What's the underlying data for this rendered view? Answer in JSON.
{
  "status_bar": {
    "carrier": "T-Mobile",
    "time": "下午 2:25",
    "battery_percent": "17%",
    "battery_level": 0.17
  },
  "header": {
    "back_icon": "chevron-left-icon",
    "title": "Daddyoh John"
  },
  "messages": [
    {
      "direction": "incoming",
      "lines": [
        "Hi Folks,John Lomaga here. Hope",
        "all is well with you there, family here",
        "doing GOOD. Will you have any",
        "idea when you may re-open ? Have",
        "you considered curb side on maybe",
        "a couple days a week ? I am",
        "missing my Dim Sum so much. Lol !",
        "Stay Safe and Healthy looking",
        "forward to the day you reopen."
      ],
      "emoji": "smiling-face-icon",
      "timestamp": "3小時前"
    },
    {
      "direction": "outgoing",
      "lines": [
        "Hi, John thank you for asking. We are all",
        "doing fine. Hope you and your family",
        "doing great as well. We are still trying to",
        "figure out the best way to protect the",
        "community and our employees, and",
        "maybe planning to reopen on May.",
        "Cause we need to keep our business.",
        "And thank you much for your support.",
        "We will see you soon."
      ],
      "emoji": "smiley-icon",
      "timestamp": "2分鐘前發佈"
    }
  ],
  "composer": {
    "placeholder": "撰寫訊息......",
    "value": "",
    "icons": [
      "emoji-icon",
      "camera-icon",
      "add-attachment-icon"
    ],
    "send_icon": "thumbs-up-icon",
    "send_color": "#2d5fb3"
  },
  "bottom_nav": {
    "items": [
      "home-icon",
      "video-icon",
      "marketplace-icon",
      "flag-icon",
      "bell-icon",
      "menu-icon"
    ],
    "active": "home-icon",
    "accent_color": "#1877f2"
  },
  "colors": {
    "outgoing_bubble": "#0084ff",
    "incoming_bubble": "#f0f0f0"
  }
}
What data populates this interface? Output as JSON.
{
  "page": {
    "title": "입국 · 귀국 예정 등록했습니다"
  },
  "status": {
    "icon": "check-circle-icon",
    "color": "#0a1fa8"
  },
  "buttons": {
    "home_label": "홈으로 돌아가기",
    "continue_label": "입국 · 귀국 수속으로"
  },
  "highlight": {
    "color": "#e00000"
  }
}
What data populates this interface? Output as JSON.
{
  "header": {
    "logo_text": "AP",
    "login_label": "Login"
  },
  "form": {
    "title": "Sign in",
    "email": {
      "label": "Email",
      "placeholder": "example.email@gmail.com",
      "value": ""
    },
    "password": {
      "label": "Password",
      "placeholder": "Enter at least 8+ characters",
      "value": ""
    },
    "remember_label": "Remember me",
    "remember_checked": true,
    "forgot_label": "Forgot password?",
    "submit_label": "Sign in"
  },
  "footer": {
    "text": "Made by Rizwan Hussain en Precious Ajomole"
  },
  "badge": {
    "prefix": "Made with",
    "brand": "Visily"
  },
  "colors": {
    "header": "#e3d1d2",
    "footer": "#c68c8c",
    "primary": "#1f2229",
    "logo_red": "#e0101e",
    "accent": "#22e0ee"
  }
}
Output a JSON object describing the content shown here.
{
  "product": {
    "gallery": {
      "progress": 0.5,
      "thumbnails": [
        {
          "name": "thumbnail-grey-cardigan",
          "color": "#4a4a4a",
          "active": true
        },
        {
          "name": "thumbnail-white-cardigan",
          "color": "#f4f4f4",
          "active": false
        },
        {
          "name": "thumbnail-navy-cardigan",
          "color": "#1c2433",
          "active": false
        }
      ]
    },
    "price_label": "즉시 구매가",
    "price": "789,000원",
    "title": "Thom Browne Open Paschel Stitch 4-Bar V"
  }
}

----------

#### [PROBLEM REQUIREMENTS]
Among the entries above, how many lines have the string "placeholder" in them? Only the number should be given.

#### [EXPECTED OUTPUT]
3